--- Exercise brief ---
The data below is to be set down again exactly as written.
[Opening Entries supplied section]
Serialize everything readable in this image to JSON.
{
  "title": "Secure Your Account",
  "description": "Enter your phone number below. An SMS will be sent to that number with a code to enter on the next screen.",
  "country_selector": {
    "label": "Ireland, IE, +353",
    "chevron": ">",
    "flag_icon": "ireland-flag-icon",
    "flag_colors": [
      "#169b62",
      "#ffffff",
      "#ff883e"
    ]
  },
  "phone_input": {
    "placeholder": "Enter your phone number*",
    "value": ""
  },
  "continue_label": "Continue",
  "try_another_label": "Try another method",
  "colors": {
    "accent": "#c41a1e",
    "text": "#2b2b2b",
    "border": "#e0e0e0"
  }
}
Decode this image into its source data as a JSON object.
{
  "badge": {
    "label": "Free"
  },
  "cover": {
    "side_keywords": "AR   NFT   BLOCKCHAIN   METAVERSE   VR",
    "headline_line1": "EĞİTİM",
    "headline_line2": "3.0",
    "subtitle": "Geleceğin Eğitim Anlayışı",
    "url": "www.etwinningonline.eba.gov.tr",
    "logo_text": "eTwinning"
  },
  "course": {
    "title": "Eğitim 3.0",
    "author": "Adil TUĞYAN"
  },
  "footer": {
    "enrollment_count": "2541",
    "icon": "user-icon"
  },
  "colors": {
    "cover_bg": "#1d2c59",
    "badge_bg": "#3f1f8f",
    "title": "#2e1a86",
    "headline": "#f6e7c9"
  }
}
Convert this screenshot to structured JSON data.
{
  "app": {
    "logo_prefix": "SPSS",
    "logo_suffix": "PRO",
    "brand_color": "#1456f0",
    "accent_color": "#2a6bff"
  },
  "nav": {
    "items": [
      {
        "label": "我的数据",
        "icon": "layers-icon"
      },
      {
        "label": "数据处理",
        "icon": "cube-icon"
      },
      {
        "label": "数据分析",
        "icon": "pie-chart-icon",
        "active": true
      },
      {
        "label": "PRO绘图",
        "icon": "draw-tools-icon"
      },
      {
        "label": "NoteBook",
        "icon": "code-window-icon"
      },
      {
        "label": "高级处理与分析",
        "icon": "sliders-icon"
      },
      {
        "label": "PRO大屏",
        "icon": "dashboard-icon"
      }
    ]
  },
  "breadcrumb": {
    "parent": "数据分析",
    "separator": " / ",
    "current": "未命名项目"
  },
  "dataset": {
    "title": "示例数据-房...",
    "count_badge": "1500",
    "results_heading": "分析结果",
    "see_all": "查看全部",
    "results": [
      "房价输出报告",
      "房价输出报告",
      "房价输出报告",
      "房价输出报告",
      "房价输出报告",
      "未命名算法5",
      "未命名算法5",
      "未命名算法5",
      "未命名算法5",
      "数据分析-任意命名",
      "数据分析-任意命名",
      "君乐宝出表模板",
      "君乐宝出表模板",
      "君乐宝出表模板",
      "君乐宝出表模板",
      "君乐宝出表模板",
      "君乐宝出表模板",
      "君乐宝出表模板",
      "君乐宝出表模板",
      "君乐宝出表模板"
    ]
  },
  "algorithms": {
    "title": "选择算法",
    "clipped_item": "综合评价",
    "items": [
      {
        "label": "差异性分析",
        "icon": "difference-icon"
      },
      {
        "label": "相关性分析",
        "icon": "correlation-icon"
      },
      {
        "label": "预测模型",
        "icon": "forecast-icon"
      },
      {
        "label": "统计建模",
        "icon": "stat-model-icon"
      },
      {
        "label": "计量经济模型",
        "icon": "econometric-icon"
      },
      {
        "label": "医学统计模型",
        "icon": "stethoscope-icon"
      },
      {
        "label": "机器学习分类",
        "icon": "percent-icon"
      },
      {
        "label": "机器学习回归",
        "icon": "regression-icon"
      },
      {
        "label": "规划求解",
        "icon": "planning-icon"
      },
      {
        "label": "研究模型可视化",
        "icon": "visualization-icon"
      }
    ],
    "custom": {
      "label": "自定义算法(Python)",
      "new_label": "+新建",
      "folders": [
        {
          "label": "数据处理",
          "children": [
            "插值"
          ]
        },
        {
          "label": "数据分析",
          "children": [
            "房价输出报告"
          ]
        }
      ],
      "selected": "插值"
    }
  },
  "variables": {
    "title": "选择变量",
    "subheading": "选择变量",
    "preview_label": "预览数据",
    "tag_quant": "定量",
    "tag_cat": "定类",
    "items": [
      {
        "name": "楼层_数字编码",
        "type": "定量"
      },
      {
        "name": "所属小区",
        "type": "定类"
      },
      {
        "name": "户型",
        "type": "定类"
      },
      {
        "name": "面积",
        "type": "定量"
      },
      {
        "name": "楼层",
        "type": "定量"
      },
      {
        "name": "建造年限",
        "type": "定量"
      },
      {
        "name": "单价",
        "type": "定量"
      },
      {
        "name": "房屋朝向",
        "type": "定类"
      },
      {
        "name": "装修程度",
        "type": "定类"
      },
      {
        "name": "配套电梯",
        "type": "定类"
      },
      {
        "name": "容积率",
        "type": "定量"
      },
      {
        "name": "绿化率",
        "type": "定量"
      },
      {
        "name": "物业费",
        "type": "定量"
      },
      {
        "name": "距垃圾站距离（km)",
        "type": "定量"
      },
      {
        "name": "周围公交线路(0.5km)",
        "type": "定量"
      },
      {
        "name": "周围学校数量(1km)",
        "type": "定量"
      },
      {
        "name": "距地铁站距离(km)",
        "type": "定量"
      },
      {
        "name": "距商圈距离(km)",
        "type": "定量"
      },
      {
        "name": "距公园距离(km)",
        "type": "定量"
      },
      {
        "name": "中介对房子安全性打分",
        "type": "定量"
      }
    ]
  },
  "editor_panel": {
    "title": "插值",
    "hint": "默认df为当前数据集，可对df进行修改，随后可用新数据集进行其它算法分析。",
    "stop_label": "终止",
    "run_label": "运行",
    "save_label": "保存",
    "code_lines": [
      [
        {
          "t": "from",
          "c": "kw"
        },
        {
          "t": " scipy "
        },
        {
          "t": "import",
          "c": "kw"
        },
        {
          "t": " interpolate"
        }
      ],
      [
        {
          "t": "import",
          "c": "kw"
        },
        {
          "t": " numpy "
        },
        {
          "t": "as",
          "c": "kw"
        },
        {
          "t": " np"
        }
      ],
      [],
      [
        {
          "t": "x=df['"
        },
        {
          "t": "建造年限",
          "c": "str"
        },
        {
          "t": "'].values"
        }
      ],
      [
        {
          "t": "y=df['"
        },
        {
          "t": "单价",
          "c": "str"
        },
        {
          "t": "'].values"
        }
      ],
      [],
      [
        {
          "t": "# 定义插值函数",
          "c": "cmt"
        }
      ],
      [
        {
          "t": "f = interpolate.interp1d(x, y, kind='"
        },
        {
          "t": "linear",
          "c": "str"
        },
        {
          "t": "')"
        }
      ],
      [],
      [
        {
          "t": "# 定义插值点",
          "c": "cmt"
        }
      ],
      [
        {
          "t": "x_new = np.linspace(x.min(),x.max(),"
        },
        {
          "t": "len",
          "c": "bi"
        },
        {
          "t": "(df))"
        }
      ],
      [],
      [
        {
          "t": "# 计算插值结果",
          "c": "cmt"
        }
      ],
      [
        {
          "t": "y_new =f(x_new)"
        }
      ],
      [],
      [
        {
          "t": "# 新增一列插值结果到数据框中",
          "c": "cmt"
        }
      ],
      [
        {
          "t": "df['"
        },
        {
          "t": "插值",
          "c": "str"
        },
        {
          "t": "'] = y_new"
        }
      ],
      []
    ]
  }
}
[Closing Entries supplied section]
--- Exercise output ---
Serialize everything readable in this image to JSON.
{
  "title": "Secure Your Account",
  "description": "Enter your phone number below. An SMS will be sent to that number with a code to enter on the next screen.",
  "country_selector": {
    "label": "Ireland, IE, +353",
    "chevron": ">",
    "flag_icon": "ireland-flag-icon",
    "flag_colors": [
      "#169b62",
      "#ffffff",
      "#ff883e"
    ]
  },
  "phone_input": {
    "placeholder": "Enter your phone number*",
    "value": ""
  },
  "continue_label": "Continue",
  "try_another_label": "Try another method",
  "colors": {
    "accent": "#c41a1e",
    "text": "#2b2b2b",
    "border": "#e0e0e0"
  }
}
Decode this image into its source data as a JSON object.
{
  "badge": {
    "label": "Free"
  },
  "cover": {
    "side_keywords": "AR   NFT   BLOCKCHAIN   METAVERSE   VR",
    "headline_line1": "EĞİTİM",
    "headline_line2": "3.0",
    "subtitle": "Geleceğin Eğitim Anlayışı",
    "url": "www.etwinningonline.eba.gov.tr",
    "logo_text": "eTwinning"
  },
  "course": {
    "title": "Eğitim 3.0",
    "author": "Adil TUĞYAN"
  },
  "footer": {
    "enrollment_count": "2541",
    "icon": "user-icon"
  },
  "colors": {
    "cover_bg": "#1d2c59",
    "badge_bg": "#3f1f8f",
    "title": "#2e1a86",
    "headline": "#f6e7c9"
  }
}
Convert this screenshot to structured JSON data.
{
  "app": {
    "logo_prefix": "SPSS",
    "logo_suffix": "PRO",
    "brand_color": "#1456f0",
    "accent_color": "#2a6bff"
  },
  "nav": {
    "items": [
      {
        "label": "我的数据",
        "icon": "layers-icon"
      },
      {
        "label": "数据处理",
        "icon": "cube-icon"
      },
      {
        "label": "数据分析",
        "icon": "pie-chart-icon",
        "active": true
      },
      {
        "label": "PRO绘图",
        "icon": "draw-tools-icon"
      },
      {
        "label": "NoteBook",
        "icon": "code-window-icon"
      },
      {
        "label": "高级处理与分析",
        "icon": "sliders-icon"
      },
      {
        "label": "PRO大屏",
        "icon": "dashboard-icon"
      }
    ]
  },
  "breadcrumb": {
    "parent": "数据分析",
    "separator": " / ",
    "current": "未命名项目"
  },
  "dataset": {
    "title": "示例数据-房...",
    "count_badge": "1500",
    "results_heading": "分析结果",
    "see_all": "查看全部",
    "results": [
      "房价输出报告",
      "房价输出报告",
      "房价输出报告",
      "房价输出报告",
      "房价输出报告",
      "未命名算法5",
      "未命名算法5",
      "未命名算法5",
      "未命名算法5",
      "数据分析-任意命名",
      "数据分析-任意命名",
      "君乐宝出表模板",
      "君乐宝出表模板",
      "君乐宝出表模板",
      "君乐宝出表模板",
      "君乐宝出表模板",
      "君乐宝出表模板",
      "君乐宝出表模板",
      "君乐宝出表模板",
      "君乐宝出表模板"
    ]
  },
  "algorithms": {
    "title": "选择算法",
    "clipped_item": "综合评价",
    "items": [
      {
        "label": "差异性分析",
        "icon": "difference-icon"
      },
      {
        "label": "相关性分析",
        "icon": "correlation-icon"
      },
      {
        "label": "预测模型",
        "icon": "forecast-icon"
      },
      {
        "label": "统计建模",
        "icon": "stat-model-icon"
      },
      {
        "label": "计量经济模型",
        "icon": "econometric-icon"
      },
      {
        "label": "医学统计模型",
        "icon": "stethoscope-icon"
      },
      {
        "label": "机器学习分类",
        "icon": "percent-icon"
      },
      {
        "label": "机器学习回归",
        "icon": "regression-icon"
      },
      {
        "label": "规划求解",
        "icon": "planning-icon"
      },
      {
        "label": "研究模型可视化",
        "icon": "visualization-icon"
      }
    ],
    "custom": {
      "label": "自定义算法(Python)",
      "new_label": "+新建",
      "folders": [
        {
          "label": "数据处理",
          "children": [
            "插值"
          ]
        },
        {
          "label": "数据分析",
          "children": [
            "房价输出报告"
          ]
        }
      ],
      "selected": "插值"
    }
  },
  "variables": {
    "title": "选择变量",
    "subheading": "选择变量",
    "preview_label": "预览数据",
    "tag_quant": "定量",
    "tag_cat": "定类",
    "items": [
      {
        "name": "楼层_数字编码",
        "type": "定量"
      },
      {
        "name": "所属小区",
        "type": "定类"
      },
      {
        "name": "户型",
        "type": "定类"
      },
      {
        "name": "面积",
        "type": "定量"
      },
      {
        "name": "楼层",
        "type": "定量"
      },
      {
        "name": "建造年限",
        "type": "定量"
      },
      {
        "name": "单价",
        "type": "定量"
      },
      {
        "name": "房屋朝向",
        "type": "定类"
      },
      {
        "name": "装修程度",
        "type": "定类"
      },
      {
        "name": "配套电梯",
        "type": "定类"
      },
      {
        "name": "容积率",
        "type": "定量"
      },
      {
        "name": "绿化率",
        "type": "定量"
      },
      {
        "name": "物业费",
        "type": "定量"
      },
      {
        "name": "距垃圾站距离（km)",
        "type": "定量"
      },
      {
        "name": "周围公交线路(0.5km)",
        "type": "定量"
      },
      {
        "name": "周围学校数量(1km)",
        "type": "定量"
      },
      {
        "name": "距地铁站距离(km)",
        "type": "定量"
      },
      {
        "name": "距商圈距离(km)",
        "type": "定量"
      },
      {
        "name": "距公园距离(km)",
        "type": "定量"
      },
      {
        "name": "中介对房子安全性打分",
        "type": "定量"
      }
    ]
  },
  "editor_panel": {
    "title": "插值",
    "hint": "默认df为当前数据集，可对df进行修改，随后可用新数据集进行其它算法分析。",
    "stop_label": "终止",
    "run_label": "运行",
    "save_label": "保存",
    "code_lines": [
      [
        {
          "t": "from",
          "c": "kw"
        },
        {
          "t": " scipy "
        },
        {
          "t": "import",
          "c": "kw"
        },
        {
          "t": " interpolate"
        }
      ],
      [
        {
          "t": "import",
          "c": "kw"
        },
        {
          "t": " numpy "
        },
        {
          "t": "as",
          "c": "kw"
        },
        {
          "t": " np"
        }
      ],
      [],
      [
        {
          "t": "x=df['"
        },
        {
          "t": "建造年限",
          "c": "str"
        },
        {
          "t": "'].values"
        }
      ],
      [
        {
          "t": "y=df['"
        },
        {
          "t": "单价",
          "c": "str"
        },
        {
          "t": "'].values"
        }
      ],
      [],
      [
        {
          "t": "# 定义插值函数",
          "c": "cmt"
        }
      ],
      [
        {
          "t": "f = interpolate.interp1d(x, y, kind='"
        },
        {
          "t": "linear",
          "c": "str"
        },
        {
          "t": "')"
        }
      ],
      [],
      [
        {
          "t": "# 定义插值点",
          "c": "cmt"
        }
      ],
      [
        {
          "t": "x_new = np.linspace(x.min(),x.max(),"
        },
        {
          "t": "len",
          "c": "bi"
        },
        {
          "t": "(df))"
        }
      ],
      [],
      [
        {
          "t": "# 计算插值结果",
          "c": "cmt"
        }
      ],
      [
        {
          "t": "y_new =f(x_new)"
        }
      ],
      [],
      [
        {
          "t": "# 新增一列插值结果到数据框中",
          "c": "cmt"
        }
      ],
      [
        {
          "t": "df['"
        },
        {
          "t": "插值",
          "c": "str"
        },
        {
          "t": "'] = y_new"
        }
      ],
      []
    ]
  }
}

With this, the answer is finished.